(STUDY MATERIAL)

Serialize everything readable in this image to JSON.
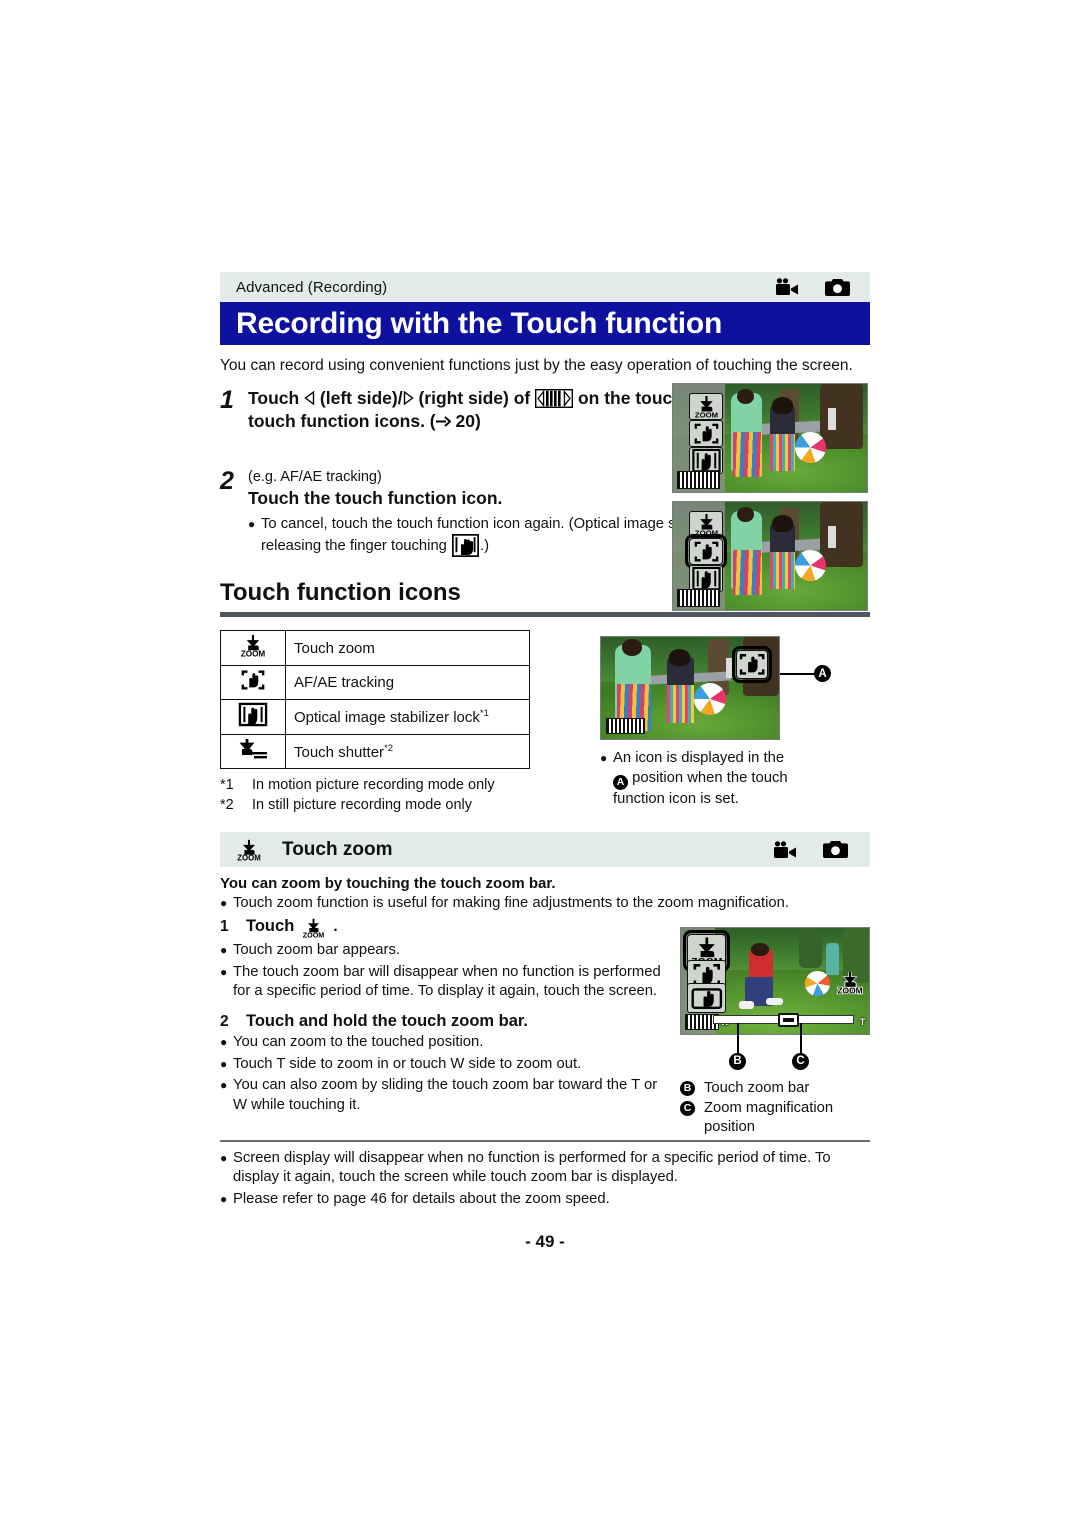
{
  "header": {
    "breadcrumb": "Advanced (Recording)",
    "title": "Recording with the Touch function",
    "mode_icons": [
      "video-camera-icon",
      "still-camera-icon"
    ],
    "title_bg": "#0d119e",
    "band_bg": "#e3ebe9"
  },
  "intro": "You can record using convenient functions just by the easy operation of touching the screen.",
  "steps": [
    {
      "num": "1",
      "title_part1": "Touch ",
      "title_part2": " (left side)/",
      "title_part3": " (right side) of ",
      "title_part4": " on the touch menu to display touch function icons. (",
      "title_ref": "20",
      "title_part5": ")"
    },
    {
      "num": "2",
      "sub": "(e.g. AF/AE tracking)",
      "title": "Touch the touch function icon.",
      "bullet": "To cancel, touch the touch function icon again. (Optical image stabilizer lock is cancelled by releasing the finger touching",
      "bullet_tail": ".)"
    }
  ],
  "section": {
    "heading": "Touch function icons",
    "table": {
      "rows": [
        {
          "icon": "touch-zoom-icon",
          "label": "Touch zoom",
          "footnote": ""
        },
        {
          "icon": "af-ae-tracking-icon",
          "label": "AF/AE tracking",
          "footnote": ""
        },
        {
          "icon": "optical-image-stabilizer-lock-icon",
          "label": "Optical image stabilizer lock",
          "footnote": "*1"
        },
        {
          "icon": "touch-shutter-icon",
          "label": "Touch shutter",
          "footnote": "*2"
        }
      ]
    },
    "footnotes": [
      {
        "mark": "*1",
        "text": "In motion picture recording mode only"
      },
      {
        "mark": "*2",
        "text": "In still picture recording mode only"
      }
    ],
    "figure_note": {
      "line1": "An icon is displayed in the",
      "cap": "A",
      "line2": "position when the touch",
      "line3": "function icon is set."
    }
  },
  "touch_zoom": {
    "band_title": "Touch zoom",
    "band_icon": "touch-zoom-icon",
    "mode_icons": [
      "video-camera-icon",
      "still-camera-icon"
    ],
    "lead": "You can zoom by touching the touch zoom bar.",
    "bullet_top": "Touch zoom function is useful for making fine adjustments to the zoom magnification.",
    "step1": {
      "num": "1",
      "label": "Touch",
      "icon": "touch-zoom-icon",
      "period": ".",
      "bullets": [
        "Touch zoom bar appears.",
        "The touch zoom bar will disappear when no function is performed for a specific period of time. To display it again, touch the screen."
      ]
    },
    "step2": {
      "num": "2",
      "title": "Touch and hold the touch zoom bar.",
      "bullets": [
        "You can zoom to the touched position.",
        "Touch T side to zoom in or touch W side to zoom out.",
        "You can also zoom by sliding the touch zoom bar toward the T or W while touching it."
      ]
    },
    "callouts": [
      {
        "cap": "B",
        "text": "Touch zoom bar"
      },
      {
        "cap": "C",
        "text": "Zoom magnification position"
      }
    ],
    "zoom_bar": {
      "w_label": "W",
      "t_label": "T"
    }
  },
  "footer_notes": [
    "Screen display will disappear when no function is performed for a specific period of time. To display it again, touch the screen while touch zoom bar is displayed.",
    "Please refer to page 46 for details about the zoom speed."
  ],
  "page_number": "- 49 -"
}
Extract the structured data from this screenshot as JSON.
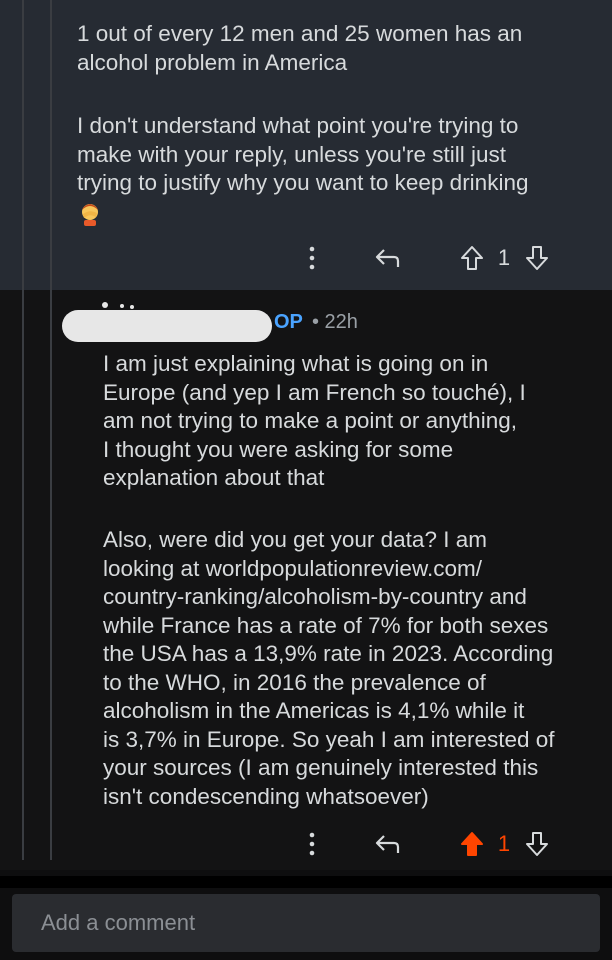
{
  "parent_comment": {
    "paragraph_1": "1 out of every 12 men and 25 women has an\nalcohol problem in America",
    "paragraph_2": "I don't understand what point you're trying to\nmake with your reply, unless you're still just\ntrying to justify why you want to keep drinking",
    "emoji": "face-palm-emoji",
    "score": "1",
    "upvoted": false
  },
  "reply_comment": {
    "author_tag": "OP",
    "time": "• 22h",
    "paragraph_1": "I  am just explaining what is going on in\nEurope (and yep I am French so touché), I\nam not trying to make a point or anything,\nI thought you were asking for some\nexplanation about that",
    "paragraph_2": "Also, were did you get your data? I am\nlooking at worldpopulationreview.com/\ncountry-ranking/alcoholism-by-country and\nwhile France has a rate of 7% for both sexes\nthe USA has a 13,9% rate in 2023. According\nto the WHO, in 2016 the prevalence of\nalcoholism in the Americas is 4,1% while it\nis 3,7% in Europe. So yeah I am interested of\nyour sources (I am genuinely interested this\nisn't condescending whatsoever)",
    "score": "1",
    "upvoted": true,
    "upvote_color": "#ff4500"
  },
  "composer": {
    "placeholder": "Add a comment"
  },
  "icons": [
    "more-icon",
    "reply-icon",
    "upvote-icon",
    "downvote-icon"
  ]
}
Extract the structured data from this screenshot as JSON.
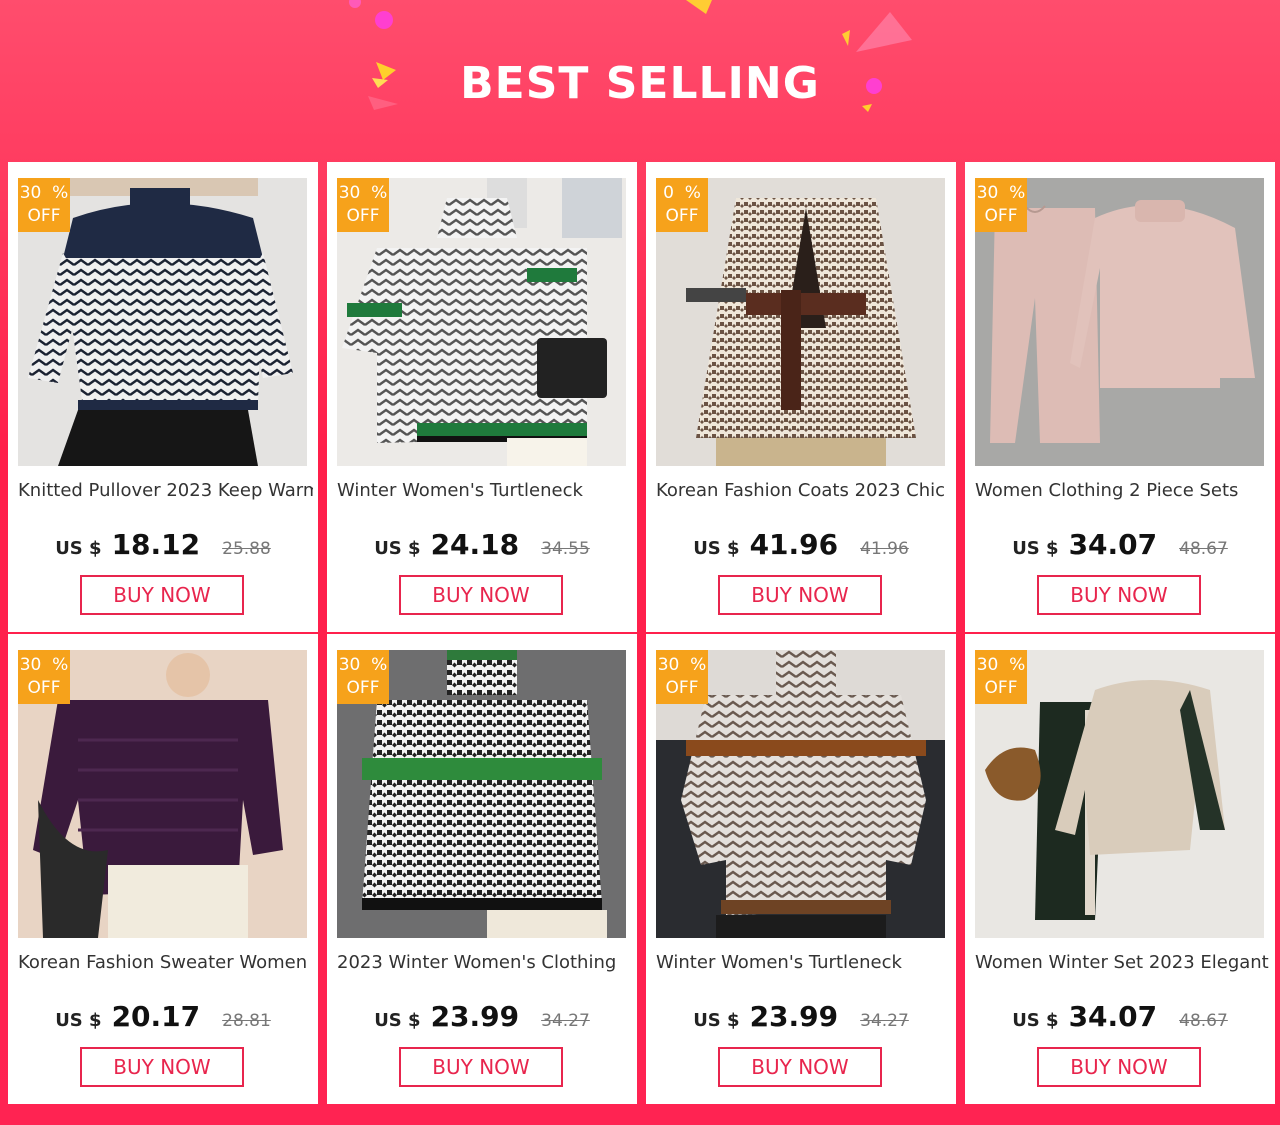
{
  "header": {
    "title": "BEST SELLING"
  },
  "colors": {
    "accent": "#e8254d",
    "badge": "#f6a21b",
    "background": "#ff2352"
  },
  "labels": {
    "currency": "US $",
    "buy": "BUY NOW"
  },
  "products": [
    {
      "title": "Knitted Pullover 2023 Keep Warm",
      "discount": "30  %",
      "off": "OFF",
      "price": "18.12",
      "old_price": "25.88",
      "image": "navy-chevron-sweater"
    },
    {
      "title": "Winter Women's Turtleneck",
      "discount": "30  %",
      "off": "OFF",
      "price": "24.18",
      "old_price": "34.55",
      "image": "grey-green-zigzag-turtleneck"
    },
    {
      "title": "Korean Fashion Coats 2023 Chic",
      "discount": "0  %",
      "off": "OFF",
      "price": "41.96",
      "old_price": "41.96",
      "image": "houndstooth-belted-blazer"
    },
    {
      "title": "Women Clothing 2 Piece Sets",
      "discount": "30  %",
      "off": "OFF",
      "price": "34.07",
      "old_price": "48.67",
      "image": "pink-knit-two-piece-set"
    },
    {
      "title": "Korean Fashion Sweater Women",
      "discount": "30  %",
      "off": "OFF",
      "price": "20.17",
      "old_price": "28.81",
      "image": "purple-knit-sweater"
    },
    {
      "title": "2023 Winter Women's Clothing",
      "discount": "30  %",
      "off": "OFF",
      "price": "23.99",
      "old_price": "34.27",
      "image": "houndstooth-green-stripe-turtleneck"
    },
    {
      "title": "Winter Women's Turtleneck",
      "discount": "30  %",
      "off": "OFF",
      "price": "23.99",
      "old_price": "34.27",
      "image": "brown-stripe-zigzag-turtleneck"
    },
    {
      "title": "Women Winter Set 2023 Elegant",
      "discount": "30  %",
      "off": "OFF",
      "price": "34.07",
      "old_price": "48.67",
      "image": "beige-black-knit-set"
    }
  ]
}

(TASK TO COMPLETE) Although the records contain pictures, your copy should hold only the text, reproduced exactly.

(ANSWER FOR THE TASK)
Serialize everything readable in this image to JSON.
{
  "header": {
    "breadcrumb": "Advanced (Recording)",
    "title": "Recording with the Touch function",
    "mode_icons": [
      "video-camera-icon",
      "still-camera-icon"
    ],
    "title_bg": "#0d119e",
    "band_bg": "#e3ebe9"
  },
  "intro": "You can record using convenient functions just by the easy operation of touching the screen.",
  "steps": [
    {
      "num": "1",
      "title_part1": "Touch ",
      "title_part2": " (left side)/",
      "title_part3": " (right side) of ",
      "title_part4": " on the touch menu to display touch function icons. (",
      "title_ref": "20",
      "title_part5": ")"
    },
    {
      "num": "2",
      "sub": "(e.g. AF/AE tracking)",
      "title": "Touch the touch function icon.",
      "bullet": "To cancel, touch the touch function icon again. (Optical image stabilizer lock is cancelled by releasing the finger touching",
      "bullet_tail": ".)"
    }
  ],
  "section": {
    "heading": "Touch function icons",
    "table": {
      "rows": [
        {
          "icon": "touch-zoom-icon",
          "label": "Touch zoom",
          "footnote": ""
        },
        {
          "icon": "af-ae-tracking-icon",
          "label": "AF/AE tracking",
          "footnote": ""
        },
        {
          "icon": "optical-image-stabilizer-lock-icon",
          "label": "Optical image stabilizer lock",
          "footnote": "*1"
        },
        {
          "icon": "touch-shutter-icon",
          "label": "Touch shutter",
          "footnote": "*2"
        }
      ]
    },
    "footnotes": [
      {
        "mark": "*1",
        "text": "In motion picture recording mode only"
      },
      {
        "mark": "*2",
        "text": "In still picture recording mode only"
      }
    ],
    "figure_note": {
      "line1": "An icon is displayed in the",
      "cap": "A",
      "line2": "position when the touch",
      "line3": "function icon is set."
    }
  },
  "touch_zoom": {
    "band_title": "Touch zoom",
    "band_icon": "touch-zoom-icon",
    "mode_icons": [
      "video-camera-icon",
      "still-camera-icon"
    ],
    "lead": "You can zoom by touching the touch zoom bar.",
    "bullet_top": "Touch zoom function is useful for making fine adjustments to the zoom magnification.",
    "step1": {
      "num": "1",
      "label": "Touch",
      "icon": "touch-zoom-icon",
      "period": ".",
      "bullets": [
        "Touch zoom bar appears.",
        "The touch zoom bar will disappear when no function is performed for a specific period of time. To display it again, touch the screen."
      ]
    },
    "step2": {
      "num": "2",
      "title": "Touch and hold the touch zoom bar.",
      "bullets": [
        "You can zoom to the touched position.",
        "Touch T side to zoom in or touch W side to zoom out.",
        "You can also zoom by sliding the touch zoom bar toward the T or W while touching it."
      ]
    },
    "callouts": [
      {
        "cap": "B",
        "text": "Touch zoom bar"
      },
      {
        "cap": "C",
        "text": "Zoom magnification position"
      }
    ],
    "zoom_bar": {
      "w_label": "W",
      "t_label": "T"
    }
  },
  "footer_notes": [
    "Screen display will disappear when no function is performed for a specific period of time. To display it again, touch the screen while touch zoom bar is displayed.",
    "Please refer to page 46 for details about the zoom speed."
  ],
  "page_number": "- 49 -"
}
Extract the structured data from this screenshot as JSON.
{
  "parent_comment": {
    "paragraph_1": "1 out of every 12 men and 25 women has an\nalcohol problem in America",
    "paragraph_2": "I don't understand what point you're trying to\nmake with your reply, unless you're still just\ntrying to justify why you want to keep drinking",
    "emoji": "face-palm-emoji",
    "score": "1",
    "upvoted": false
  },
  "reply_comment": {
    "author_tag": "OP",
    "time": "• 22h",
    "paragraph_1": "I  am just explaining what is going on in\nEurope (and yep I am French so touché), I\nam not trying to make a point or anything,\nI thought you were asking for some\nexplanation about that",
    "paragraph_2": "Also, were did you get your data? I am\nlooking at worldpopulationreview.com/\ncountry-ranking/alcoholism-by-country and\nwhile France has a rate of 7% for both sexes\nthe USA has a 13,9% rate in 2023. According\nto the WHO, in 2016 the prevalence of\nalcoholism in the Americas is 4,1% while it\nis 3,7% in Europe. So yeah I am interested of\nyour sources (I am genuinely interested this\nisn't condescending whatsoever)",
    "score": "1",
    "upvoted": true,
    "upvote_color": "#ff4500"
  },
  "composer": {
    "placeholder": "Add a comment"
  },
  "icons": [
    "more-icon",
    "reply-icon",
    "upvote-icon",
    "downvote-icon"
  ]
}
Extract the structured data from this screenshot as JSON.
{
  "header": {
    "title": "BEST SELLING"
  },
  "colors": {
    "accent": "#e8254d",
    "badge": "#f6a21b",
    "background": "#ff2352"
  },
  "labels": {
    "currency": "US $",
    "buy": "BUY NOW"
  },
  "products": [
    {
      "title": "Knitted Pullover 2023 Keep Warm",
      "discount": "30  %",
      "off": "OFF",
      "price": "18.12",
      "old_price": "25.88",
      "image": "navy-chevron-sweater"
    },
    {
      "title": "Winter Women's Turtleneck",
      "discount": "30  %",
      "off": "OFF",
      "price": "24.18",
      "old_price": "34.55",
      "image": "grey-green-zigzag-turtleneck"
    },
    {
      "title": "Korean Fashion Coats 2023 Chic",
      "discount": "0  %",
      "off": "OFF",
      "price": "41.96",
      "old_price": "41.96",
      "image": "houndstooth-belted-blazer"
    },
    {
      "title": "Women Clothing 2 Piece Sets",
      "discount": "30  %",
      "off": "OFF",
      "price": "34.07",
      "old_price": "48.67",
      "image": "pink-knit-two-piece-set"
    },
    {
      "title": "Korean Fashion Sweater Women",
      "discount": "30  %",
      "off": "OFF",
      "price": "20.17",
      "old_price": "28.81",
      "image": "purple-knit-sweater"
    },
    {
      "title": "2023 Winter Women's Clothing",
      "discount": "30  %",
      "off": "OFF",
      "price": "23.99",
      "old_price": "34.27",
      "image": "houndstooth-green-stripe-turtleneck"
    },
    {
      "title": "Winter Women's Turtleneck",
      "discount": "30  %",
      "off": "OFF",
      "price": "23.99",
      "old_price": "34.27",
      "image": "brown-stripe-zigzag-turtleneck"
    },
    {
      "title": "Women Winter Set 2023 Elegant",
      "discount": "30  %",
      "off": "OFF",
      "price": "34.07",
      "old_price": "48.67",
      "image": "beige-black-knit-set"
    }
  ]
}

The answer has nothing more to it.